Specific recommendations are off-topic, so I'll answer generally (your question will likely be closed unless you generalize it more).
Those goals are diametrically opposed. So which do you want more - low risk or high reward?
In general, the riskier the investment, the more investors want to be compensated for taking that risk, so the more return they expect. Conversely, the safer an investment, the more return investors are willing to give up. So individual investors generally find a level of risk that they are comfortable with, and find investments that give them the highest returns with that level of risk.
Diversification also lowers risk (but reduces reward), so investing in multiple things (not necessarily the one "best") can be effective as well. Index funds do this for you. But even index funds have various levels of risk and reward.
If you want the highest expected reward per unit of risk, then one measure to look at is the Sharpe Ratio. It's the ratio of expected market return (above risk-free) to the standard deviation of returns (risk). Some brokers will publish a number for you. which is handy. If they don't, then it's either up o you to calculate it (which is tedious but not hard) or to use other measures. Morningstar, for example, has sliders for both risk and return for many mutual funds. You can fairly easily compare two funds to see if one has a higher return, lower risk, or both.
Finally, if you have any debt to pay off, then you could look at paying off the debt as risk free return, since you save the interest rate going forward with no risk of it changing.
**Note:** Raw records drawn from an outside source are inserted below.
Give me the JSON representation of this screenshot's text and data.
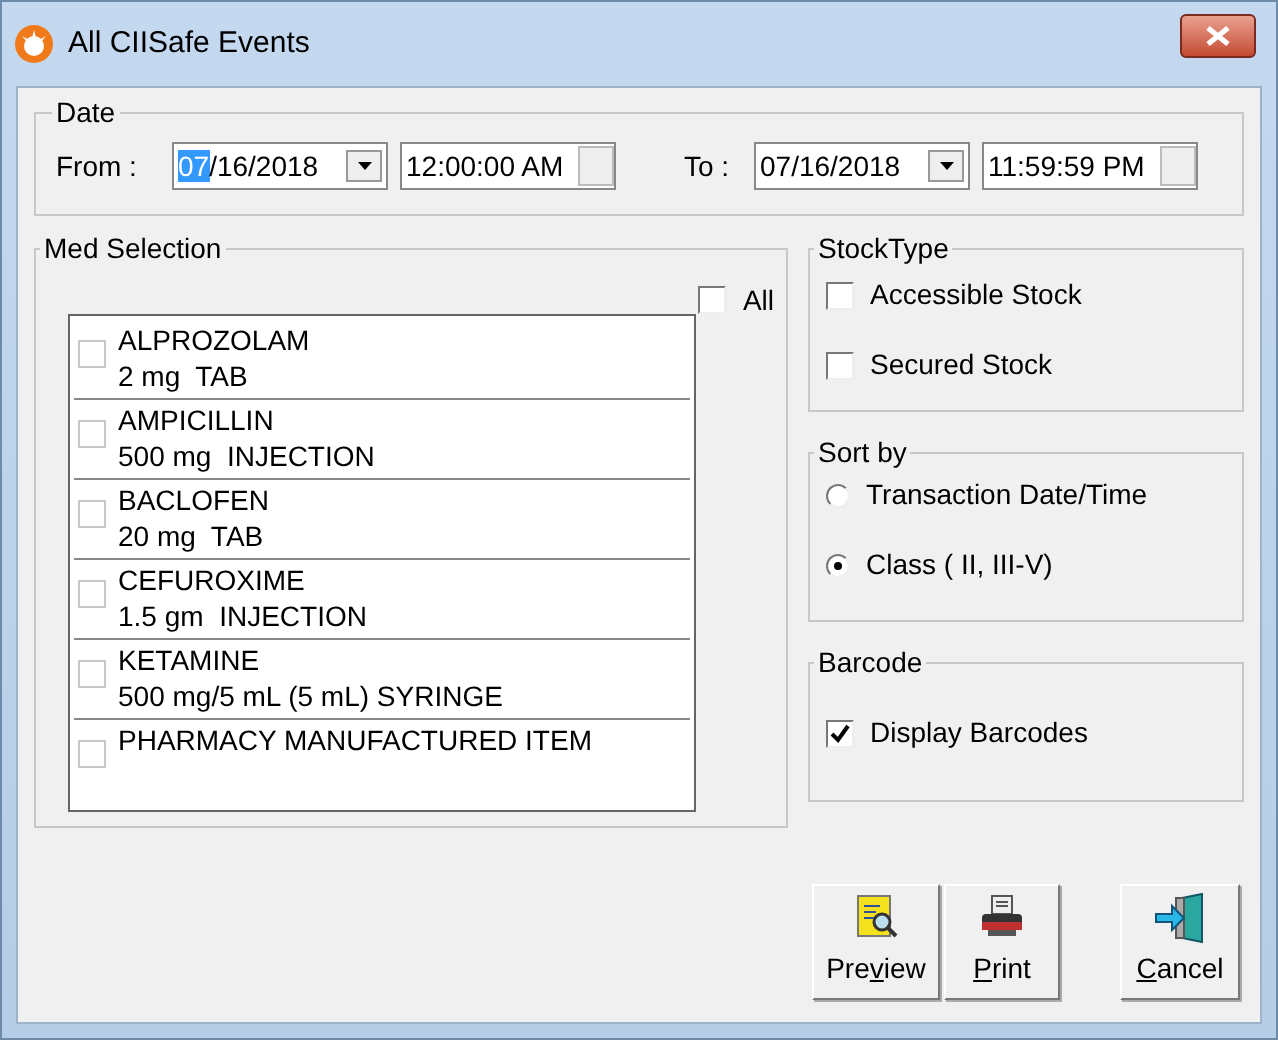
{
  "window": {
    "title": "All CIISafe Events"
  },
  "date": {
    "title": "Date",
    "from_label": "From :",
    "from_date_selected_part": "07",
    "from_date_rest": "/16/2018",
    "from_time": "12:00:00 AM",
    "to_label": "To :",
    "to_date": "07/16/2018",
    "to_time": "11:59:59 PM"
  },
  "med_selection": {
    "title": "Med Selection",
    "all": {
      "label": "All",
      "checked": false
    },
    "items": [
      {
        "name": "ALPROZOLAM",
        "detail": "2 mg  TAB",
        "checked": false
      },
      {
        "name": "AMPICILLIN",
        "detail": "500 mg  INJECTION",
        "checked": false
      },
      {
        "name": "BACLOFEN",
        "detail": "20 mg  TAB",
        "checked": false
      },
      {
        "name": "CEFUROXIME",
        "detail": "1.5 gm  INJECTION",
        "checked": false
      },
      {
        "name": "KETAMINE",
        "detail": "500 mg/5 mL (5 mL) SYRINGE",
        "checked": false
      },
      {
        "name": "PHARMACY MANUFACTURED ITEM",
        "checked": false
      }
    ]
  },
  "stock_type": {
    "title": "StockType",
    "options": [
      {
        "label": "Accessible Stock",
        "checked": false
      },
      {
        "label": "Secured Stock",
        "checked": false
      }
    ]
  },
  "sort_by": {
    "title": "Sort by",
    "options": [
      {
        "label": "Transaction Date/Time",
        "selected": false
      },
      {
        "label": "Class ( II, III-V)",
        "selected": true
      }
    ]
  },
  "barcode": {
    "title": "Barcode",
    "options": [
      {
        "label": "Display Barcodes",
        "checked": true
      }
    ]
  },
  "buttons": [
    {
      "kind": "preview",
      "before": "Pre",
      "key": "v",
      "after": "iew"
    },
    {
      "kind": "print",
      "key": "P",
      "after": "rint"
    },
    {
      "kind": "cancel",
      "key": "C",
      "after": "ancel"
    }
  ]
}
So that is often the best trade-off of risk and reward that you can find, especially if you are risk-averse.